[App and web page records]
►

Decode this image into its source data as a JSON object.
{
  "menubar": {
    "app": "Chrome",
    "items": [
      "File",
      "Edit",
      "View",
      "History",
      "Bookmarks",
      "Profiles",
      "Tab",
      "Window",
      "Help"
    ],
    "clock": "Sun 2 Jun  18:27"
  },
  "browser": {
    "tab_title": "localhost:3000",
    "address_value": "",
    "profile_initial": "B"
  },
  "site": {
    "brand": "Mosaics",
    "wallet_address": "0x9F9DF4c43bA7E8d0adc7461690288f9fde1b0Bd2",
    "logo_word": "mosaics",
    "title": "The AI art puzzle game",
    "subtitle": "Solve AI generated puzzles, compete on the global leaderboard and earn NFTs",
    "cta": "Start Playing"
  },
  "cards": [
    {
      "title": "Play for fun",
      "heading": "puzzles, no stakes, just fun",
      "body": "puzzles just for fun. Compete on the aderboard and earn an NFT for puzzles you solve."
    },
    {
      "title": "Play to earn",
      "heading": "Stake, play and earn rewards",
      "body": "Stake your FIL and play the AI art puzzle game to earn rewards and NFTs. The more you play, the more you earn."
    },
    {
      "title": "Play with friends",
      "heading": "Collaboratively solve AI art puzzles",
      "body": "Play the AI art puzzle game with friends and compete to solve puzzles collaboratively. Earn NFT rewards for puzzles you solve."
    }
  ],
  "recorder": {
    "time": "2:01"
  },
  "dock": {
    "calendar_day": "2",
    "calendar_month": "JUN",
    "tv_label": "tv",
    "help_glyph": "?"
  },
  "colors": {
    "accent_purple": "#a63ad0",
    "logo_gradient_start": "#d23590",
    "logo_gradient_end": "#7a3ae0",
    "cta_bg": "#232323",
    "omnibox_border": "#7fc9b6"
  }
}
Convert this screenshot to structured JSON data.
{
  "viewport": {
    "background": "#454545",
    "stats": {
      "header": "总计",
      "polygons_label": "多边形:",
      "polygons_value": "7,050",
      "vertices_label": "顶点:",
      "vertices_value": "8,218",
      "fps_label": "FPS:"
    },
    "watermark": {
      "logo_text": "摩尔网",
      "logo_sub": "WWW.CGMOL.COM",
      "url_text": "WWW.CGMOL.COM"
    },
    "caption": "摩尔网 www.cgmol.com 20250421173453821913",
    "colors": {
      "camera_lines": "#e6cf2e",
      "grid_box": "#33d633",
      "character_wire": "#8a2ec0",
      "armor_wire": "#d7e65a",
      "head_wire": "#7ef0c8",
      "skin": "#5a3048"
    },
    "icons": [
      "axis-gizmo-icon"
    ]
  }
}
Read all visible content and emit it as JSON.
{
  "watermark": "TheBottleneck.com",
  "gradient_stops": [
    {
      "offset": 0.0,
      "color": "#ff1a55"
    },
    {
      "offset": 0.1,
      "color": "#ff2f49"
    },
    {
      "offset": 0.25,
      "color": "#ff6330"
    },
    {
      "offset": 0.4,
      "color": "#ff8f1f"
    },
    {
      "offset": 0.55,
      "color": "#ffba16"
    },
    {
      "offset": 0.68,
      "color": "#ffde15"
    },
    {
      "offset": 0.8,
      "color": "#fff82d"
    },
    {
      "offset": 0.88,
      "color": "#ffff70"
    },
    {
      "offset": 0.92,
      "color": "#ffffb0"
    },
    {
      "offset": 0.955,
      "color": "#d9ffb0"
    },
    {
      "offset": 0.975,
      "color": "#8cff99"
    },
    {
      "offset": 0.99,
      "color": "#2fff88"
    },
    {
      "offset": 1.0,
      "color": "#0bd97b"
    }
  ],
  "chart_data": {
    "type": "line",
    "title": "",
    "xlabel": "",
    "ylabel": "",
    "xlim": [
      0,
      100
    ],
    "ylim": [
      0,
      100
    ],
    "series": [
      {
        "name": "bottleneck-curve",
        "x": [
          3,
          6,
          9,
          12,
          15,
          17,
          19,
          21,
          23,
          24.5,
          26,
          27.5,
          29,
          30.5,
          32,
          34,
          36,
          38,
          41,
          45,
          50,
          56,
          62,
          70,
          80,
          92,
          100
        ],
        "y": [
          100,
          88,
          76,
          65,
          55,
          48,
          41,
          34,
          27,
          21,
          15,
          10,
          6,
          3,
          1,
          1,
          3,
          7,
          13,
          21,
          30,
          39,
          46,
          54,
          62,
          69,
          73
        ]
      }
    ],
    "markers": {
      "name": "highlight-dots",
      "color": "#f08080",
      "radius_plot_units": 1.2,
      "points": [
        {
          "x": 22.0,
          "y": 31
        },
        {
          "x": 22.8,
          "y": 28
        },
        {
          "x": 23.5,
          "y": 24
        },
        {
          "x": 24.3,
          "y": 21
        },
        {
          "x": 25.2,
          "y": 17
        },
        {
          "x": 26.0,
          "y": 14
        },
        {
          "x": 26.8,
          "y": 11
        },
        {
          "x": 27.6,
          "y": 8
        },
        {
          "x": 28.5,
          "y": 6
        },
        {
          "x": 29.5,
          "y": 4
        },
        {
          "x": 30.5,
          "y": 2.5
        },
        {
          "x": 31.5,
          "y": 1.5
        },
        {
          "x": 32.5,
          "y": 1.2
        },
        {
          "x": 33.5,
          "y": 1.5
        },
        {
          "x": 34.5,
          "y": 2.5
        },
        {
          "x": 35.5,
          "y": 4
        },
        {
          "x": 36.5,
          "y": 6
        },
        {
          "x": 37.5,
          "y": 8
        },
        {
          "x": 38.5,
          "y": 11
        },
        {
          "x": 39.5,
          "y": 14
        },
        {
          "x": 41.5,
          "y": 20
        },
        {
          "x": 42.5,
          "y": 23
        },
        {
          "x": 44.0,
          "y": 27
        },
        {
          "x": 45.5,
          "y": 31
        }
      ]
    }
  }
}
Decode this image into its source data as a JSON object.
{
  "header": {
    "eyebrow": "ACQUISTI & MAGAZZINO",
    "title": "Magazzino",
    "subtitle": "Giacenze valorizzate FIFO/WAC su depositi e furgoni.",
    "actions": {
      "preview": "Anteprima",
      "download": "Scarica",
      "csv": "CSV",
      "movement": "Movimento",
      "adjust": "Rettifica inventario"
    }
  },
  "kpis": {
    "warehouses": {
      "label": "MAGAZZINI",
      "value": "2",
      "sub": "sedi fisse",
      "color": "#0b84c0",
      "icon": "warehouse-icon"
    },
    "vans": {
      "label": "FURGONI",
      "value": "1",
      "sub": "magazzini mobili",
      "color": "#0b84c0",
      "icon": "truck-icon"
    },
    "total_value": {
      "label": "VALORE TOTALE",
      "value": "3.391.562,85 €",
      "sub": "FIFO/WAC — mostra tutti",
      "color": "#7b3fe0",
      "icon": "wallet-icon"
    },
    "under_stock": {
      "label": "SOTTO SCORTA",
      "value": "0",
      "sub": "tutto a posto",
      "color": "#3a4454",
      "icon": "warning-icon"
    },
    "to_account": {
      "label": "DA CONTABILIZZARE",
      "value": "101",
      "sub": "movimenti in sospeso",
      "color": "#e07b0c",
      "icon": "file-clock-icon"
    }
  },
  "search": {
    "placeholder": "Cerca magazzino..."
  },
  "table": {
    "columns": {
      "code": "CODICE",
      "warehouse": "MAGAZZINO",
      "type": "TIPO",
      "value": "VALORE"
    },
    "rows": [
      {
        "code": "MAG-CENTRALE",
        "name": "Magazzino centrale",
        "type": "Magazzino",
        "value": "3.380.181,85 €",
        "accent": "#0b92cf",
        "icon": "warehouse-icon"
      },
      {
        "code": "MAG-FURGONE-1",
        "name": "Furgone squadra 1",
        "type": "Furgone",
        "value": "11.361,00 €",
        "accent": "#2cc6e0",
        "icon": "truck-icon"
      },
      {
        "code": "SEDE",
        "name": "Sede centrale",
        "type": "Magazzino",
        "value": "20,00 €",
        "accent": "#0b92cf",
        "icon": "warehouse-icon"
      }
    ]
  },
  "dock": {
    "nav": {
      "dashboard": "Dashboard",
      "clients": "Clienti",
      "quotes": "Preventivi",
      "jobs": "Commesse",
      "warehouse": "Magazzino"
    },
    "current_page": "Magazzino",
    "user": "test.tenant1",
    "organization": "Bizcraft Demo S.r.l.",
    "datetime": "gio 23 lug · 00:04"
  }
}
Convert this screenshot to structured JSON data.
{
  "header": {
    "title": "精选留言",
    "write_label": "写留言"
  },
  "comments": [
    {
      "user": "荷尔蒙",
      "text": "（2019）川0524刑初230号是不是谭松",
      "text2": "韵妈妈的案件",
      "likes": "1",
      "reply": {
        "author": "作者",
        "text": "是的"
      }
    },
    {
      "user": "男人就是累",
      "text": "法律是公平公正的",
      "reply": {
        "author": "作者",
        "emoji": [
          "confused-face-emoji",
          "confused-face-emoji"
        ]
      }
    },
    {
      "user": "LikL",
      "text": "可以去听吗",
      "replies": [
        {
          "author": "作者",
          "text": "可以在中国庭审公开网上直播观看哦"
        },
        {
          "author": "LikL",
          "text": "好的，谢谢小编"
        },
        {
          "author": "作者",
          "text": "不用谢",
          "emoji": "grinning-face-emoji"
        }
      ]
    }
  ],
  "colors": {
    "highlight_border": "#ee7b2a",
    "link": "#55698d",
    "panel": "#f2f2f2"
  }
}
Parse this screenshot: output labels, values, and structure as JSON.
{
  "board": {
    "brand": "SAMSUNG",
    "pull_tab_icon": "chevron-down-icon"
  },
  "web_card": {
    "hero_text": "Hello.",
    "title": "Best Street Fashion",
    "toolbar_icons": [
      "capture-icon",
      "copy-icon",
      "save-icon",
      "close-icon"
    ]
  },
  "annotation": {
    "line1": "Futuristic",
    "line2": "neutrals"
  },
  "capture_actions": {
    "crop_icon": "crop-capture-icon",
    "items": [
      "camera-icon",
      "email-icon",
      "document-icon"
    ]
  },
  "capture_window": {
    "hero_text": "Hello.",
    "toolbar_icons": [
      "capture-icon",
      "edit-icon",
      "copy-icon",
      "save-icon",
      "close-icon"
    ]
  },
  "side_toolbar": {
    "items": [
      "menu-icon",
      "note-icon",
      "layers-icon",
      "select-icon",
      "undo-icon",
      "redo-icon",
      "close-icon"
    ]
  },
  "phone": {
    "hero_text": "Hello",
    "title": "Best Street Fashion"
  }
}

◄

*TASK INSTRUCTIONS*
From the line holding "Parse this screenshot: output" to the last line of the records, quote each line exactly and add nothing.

*WRITTEN RESPONSE*
Parse this screenshot: output labels, values, and structure as JSON.
{
  "board": {
    "brand": "SAMSUNG",
    "pull_tab_icon": "chevron-down-icon"
  },
  "web_card": {
    "hero_text": "Hello.",
    "title": "Best Street Fashion",
    "toolbar_icons": [
      "capture-icon",
      "copy-icon",
      "save-icon",
      "close-icon"
    ]
  },
  "annotation": {
    "line1": "Futuristic",
    "line2": "neutrals"
  },
  "capture_actions": {
    "crop_icon": "crop-capture-icon",
    "items": [
      "camera-icon",
      "email-icon",
      "document-icon"
    ]
  },
  "capture_window": {
    "hero_text": "Hello.",
    "toolbar_icons": [
      "capture-icon",
      "edit-icon",
      "copy-icon",
      "save-icon",
      "close-icon"
    ]
  },
  "side_toolbar": {
    "items": [
      "menu-icon",
      "note-icon",
      "layers-icon",
      "select-icon",
      "undo-icon",
      "redo-icon",
      "close-icon"
    ]
  },
  "phone": {
    "hero_text": "Hello",
    "title": "Best Street Fashion"
  }
}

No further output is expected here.